Friday, May 30, 2003
Other Countries Say 'Hell No'
USAToday -- The Pentagon's search for troops from other nations to replace U.S. soldiers in the force that is stabilizing postwar Iraq has fallen short of expectations, and U.S. officials face the prospect of keeping more U.S. forces in Iraq than they had hoped, diplomats and military officials say.
Despite efforts to prod other nations to send troops -- and a United Nations resolution on May 22 that cleared the way for countries to begin contributing soldiers to the postwar effort -- the United States and Britain have gotten promises of just 13,000 troops from two dozen countries, according to diplomats for the affected countries. The first significant arrivals could come in July.
That's much fewer than the tens of thousands of troops U.S. planners want. There are about 150,000 U.S. troops and 15,000 British troops in Iraq, along with a smattering of soldiers from other nations. Pentagon officials had hoped to begin substituting troops from other countries for some U.S. troops as early as next month, when they had expected to send home most of the Army's 3rd Infantry Division, which will now stay on.

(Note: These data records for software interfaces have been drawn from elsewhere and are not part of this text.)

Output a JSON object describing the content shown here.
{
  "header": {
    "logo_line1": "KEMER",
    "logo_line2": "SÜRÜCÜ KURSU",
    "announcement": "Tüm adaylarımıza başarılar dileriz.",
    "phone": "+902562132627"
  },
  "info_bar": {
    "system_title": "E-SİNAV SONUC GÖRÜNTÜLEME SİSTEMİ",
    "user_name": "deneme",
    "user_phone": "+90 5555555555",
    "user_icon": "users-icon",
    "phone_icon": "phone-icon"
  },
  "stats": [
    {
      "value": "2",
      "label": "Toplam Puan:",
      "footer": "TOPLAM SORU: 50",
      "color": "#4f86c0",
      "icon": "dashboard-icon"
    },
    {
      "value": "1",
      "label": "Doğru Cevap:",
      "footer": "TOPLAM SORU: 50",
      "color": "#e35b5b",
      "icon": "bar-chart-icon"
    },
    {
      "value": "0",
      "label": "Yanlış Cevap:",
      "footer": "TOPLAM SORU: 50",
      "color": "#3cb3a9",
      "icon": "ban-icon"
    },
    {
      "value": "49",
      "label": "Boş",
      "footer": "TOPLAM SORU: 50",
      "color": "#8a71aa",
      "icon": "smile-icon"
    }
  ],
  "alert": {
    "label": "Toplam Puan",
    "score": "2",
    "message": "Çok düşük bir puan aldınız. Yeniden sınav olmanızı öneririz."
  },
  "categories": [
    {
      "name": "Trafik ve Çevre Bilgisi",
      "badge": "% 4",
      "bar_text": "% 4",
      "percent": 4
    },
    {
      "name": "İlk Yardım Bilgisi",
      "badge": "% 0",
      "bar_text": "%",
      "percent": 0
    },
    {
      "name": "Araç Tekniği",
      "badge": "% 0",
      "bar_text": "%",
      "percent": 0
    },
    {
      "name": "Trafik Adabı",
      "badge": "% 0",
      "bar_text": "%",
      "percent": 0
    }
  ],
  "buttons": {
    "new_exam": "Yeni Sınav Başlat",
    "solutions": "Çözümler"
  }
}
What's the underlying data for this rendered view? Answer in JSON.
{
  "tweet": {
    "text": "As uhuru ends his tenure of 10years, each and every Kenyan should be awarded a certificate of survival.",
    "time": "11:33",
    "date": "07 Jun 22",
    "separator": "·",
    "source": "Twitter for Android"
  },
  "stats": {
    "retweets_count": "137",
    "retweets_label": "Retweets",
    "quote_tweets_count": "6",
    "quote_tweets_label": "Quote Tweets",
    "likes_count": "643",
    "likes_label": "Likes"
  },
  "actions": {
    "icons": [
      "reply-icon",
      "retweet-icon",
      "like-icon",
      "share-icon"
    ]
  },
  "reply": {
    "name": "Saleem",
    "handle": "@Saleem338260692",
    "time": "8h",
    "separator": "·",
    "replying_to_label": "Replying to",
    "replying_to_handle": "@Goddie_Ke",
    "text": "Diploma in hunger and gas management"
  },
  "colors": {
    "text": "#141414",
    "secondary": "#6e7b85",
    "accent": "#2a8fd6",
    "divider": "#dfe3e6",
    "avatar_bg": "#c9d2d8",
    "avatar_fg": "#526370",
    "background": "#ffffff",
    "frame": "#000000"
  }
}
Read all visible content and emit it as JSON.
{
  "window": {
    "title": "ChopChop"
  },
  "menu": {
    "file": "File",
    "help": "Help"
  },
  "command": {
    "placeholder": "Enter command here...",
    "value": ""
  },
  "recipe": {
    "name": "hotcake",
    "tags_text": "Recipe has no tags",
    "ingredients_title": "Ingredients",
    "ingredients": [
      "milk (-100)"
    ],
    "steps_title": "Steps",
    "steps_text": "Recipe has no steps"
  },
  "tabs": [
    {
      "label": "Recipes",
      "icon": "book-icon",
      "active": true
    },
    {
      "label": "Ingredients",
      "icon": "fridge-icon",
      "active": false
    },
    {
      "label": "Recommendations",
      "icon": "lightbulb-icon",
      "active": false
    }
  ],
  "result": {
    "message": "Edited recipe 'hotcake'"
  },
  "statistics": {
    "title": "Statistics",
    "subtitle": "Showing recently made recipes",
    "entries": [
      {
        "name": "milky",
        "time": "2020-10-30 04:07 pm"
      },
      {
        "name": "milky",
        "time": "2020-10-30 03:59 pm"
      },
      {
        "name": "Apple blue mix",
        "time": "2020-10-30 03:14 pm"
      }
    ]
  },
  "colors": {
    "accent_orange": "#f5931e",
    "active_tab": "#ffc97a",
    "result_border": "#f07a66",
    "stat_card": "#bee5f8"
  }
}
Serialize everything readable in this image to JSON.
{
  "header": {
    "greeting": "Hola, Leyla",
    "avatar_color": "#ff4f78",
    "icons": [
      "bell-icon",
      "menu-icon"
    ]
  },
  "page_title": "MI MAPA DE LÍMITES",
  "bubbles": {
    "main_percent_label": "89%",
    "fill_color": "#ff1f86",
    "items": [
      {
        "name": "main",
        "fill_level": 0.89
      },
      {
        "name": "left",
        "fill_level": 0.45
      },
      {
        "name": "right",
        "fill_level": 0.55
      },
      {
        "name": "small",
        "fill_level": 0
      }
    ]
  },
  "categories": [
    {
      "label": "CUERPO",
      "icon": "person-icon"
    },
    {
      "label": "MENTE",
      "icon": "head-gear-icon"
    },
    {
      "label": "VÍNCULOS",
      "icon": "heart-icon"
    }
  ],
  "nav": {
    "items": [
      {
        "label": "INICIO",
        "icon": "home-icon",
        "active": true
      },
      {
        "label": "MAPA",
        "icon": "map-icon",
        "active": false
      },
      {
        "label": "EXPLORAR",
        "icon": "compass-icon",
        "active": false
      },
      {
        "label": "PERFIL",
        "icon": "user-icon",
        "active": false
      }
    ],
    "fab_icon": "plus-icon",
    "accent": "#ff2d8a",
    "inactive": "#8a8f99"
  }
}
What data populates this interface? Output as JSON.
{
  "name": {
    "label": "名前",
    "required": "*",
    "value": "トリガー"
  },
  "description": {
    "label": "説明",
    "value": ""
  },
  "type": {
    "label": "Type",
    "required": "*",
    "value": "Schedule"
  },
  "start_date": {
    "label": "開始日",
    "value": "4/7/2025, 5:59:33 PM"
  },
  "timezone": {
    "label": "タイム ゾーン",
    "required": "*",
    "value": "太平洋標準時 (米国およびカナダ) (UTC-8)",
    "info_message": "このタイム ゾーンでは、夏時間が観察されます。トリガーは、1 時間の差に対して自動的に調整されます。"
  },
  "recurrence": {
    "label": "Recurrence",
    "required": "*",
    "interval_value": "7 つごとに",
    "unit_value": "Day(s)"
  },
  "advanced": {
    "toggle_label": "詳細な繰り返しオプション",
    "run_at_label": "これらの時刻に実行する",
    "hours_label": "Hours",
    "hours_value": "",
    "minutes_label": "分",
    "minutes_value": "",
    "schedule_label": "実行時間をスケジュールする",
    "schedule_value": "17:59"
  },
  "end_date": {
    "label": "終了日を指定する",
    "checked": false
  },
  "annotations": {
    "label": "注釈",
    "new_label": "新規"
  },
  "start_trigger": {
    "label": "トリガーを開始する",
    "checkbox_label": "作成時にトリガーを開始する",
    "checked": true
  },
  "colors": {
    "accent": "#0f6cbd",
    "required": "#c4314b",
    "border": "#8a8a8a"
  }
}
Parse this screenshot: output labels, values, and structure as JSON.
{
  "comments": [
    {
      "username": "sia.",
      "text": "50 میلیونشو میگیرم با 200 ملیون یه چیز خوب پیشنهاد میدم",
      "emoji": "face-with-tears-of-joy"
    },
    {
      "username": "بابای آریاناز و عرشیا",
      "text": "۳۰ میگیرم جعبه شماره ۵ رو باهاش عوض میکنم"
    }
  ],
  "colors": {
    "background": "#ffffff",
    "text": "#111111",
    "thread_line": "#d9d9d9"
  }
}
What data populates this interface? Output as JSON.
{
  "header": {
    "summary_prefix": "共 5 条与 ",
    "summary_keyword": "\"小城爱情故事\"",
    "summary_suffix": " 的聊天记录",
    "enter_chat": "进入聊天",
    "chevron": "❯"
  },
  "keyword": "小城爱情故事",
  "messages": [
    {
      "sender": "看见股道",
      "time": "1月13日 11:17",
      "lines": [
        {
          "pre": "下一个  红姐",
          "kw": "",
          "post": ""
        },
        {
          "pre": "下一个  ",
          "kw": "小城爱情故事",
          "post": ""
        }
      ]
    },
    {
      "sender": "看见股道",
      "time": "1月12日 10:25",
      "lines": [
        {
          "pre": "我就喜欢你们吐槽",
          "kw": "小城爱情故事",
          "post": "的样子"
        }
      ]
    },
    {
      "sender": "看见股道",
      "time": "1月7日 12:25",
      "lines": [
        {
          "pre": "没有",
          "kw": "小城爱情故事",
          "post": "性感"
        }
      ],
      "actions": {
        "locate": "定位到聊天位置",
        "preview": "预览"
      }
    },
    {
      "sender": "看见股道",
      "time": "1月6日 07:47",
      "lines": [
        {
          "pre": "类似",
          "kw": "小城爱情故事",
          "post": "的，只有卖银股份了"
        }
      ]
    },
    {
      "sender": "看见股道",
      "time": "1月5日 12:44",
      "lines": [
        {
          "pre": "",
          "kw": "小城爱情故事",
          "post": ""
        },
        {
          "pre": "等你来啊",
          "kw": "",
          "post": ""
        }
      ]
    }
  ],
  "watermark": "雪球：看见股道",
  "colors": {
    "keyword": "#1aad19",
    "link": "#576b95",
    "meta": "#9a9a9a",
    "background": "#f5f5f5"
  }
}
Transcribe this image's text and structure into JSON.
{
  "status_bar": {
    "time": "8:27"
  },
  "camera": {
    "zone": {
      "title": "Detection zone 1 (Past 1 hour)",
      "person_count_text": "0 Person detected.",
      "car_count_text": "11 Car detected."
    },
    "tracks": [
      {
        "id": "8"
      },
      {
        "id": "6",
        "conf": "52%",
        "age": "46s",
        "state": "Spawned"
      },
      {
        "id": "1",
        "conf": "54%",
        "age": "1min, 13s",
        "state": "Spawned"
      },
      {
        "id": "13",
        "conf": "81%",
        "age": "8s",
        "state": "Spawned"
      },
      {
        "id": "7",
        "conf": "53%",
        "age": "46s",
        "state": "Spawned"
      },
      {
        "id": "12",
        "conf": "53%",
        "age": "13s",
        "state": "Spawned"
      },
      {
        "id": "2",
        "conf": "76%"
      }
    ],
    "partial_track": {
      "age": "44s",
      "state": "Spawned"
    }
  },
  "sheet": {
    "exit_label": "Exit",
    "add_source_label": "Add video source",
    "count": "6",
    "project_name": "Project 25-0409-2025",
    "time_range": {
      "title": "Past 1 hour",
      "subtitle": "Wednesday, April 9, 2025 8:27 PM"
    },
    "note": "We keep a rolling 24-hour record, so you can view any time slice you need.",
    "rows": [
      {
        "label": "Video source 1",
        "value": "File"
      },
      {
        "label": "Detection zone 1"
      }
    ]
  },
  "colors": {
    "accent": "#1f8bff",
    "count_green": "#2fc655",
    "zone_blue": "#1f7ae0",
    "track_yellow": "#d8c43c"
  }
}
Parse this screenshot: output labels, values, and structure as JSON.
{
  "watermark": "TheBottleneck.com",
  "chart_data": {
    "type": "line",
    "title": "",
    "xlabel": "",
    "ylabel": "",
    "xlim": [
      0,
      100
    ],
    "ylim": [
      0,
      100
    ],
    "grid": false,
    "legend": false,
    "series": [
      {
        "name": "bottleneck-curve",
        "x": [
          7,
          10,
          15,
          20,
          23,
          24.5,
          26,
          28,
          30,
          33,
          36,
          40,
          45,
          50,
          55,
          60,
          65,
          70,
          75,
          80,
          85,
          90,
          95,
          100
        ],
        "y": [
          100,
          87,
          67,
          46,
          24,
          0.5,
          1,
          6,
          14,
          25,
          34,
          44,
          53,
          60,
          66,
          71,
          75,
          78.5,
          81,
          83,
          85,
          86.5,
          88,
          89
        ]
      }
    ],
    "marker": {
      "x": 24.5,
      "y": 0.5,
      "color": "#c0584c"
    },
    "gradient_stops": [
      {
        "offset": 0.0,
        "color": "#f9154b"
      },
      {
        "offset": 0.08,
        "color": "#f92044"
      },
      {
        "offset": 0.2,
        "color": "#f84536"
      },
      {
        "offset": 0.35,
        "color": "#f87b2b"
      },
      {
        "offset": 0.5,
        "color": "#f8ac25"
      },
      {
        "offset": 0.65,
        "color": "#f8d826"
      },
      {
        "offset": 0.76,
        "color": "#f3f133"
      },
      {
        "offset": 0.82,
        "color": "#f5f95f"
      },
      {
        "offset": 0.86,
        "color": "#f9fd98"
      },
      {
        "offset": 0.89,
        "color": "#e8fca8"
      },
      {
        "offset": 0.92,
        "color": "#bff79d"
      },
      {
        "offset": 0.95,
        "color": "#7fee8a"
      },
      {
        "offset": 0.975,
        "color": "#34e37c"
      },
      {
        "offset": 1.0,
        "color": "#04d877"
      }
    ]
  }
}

As long as we are tied down ocuppying Iraq, we can't go blundering elsewhere.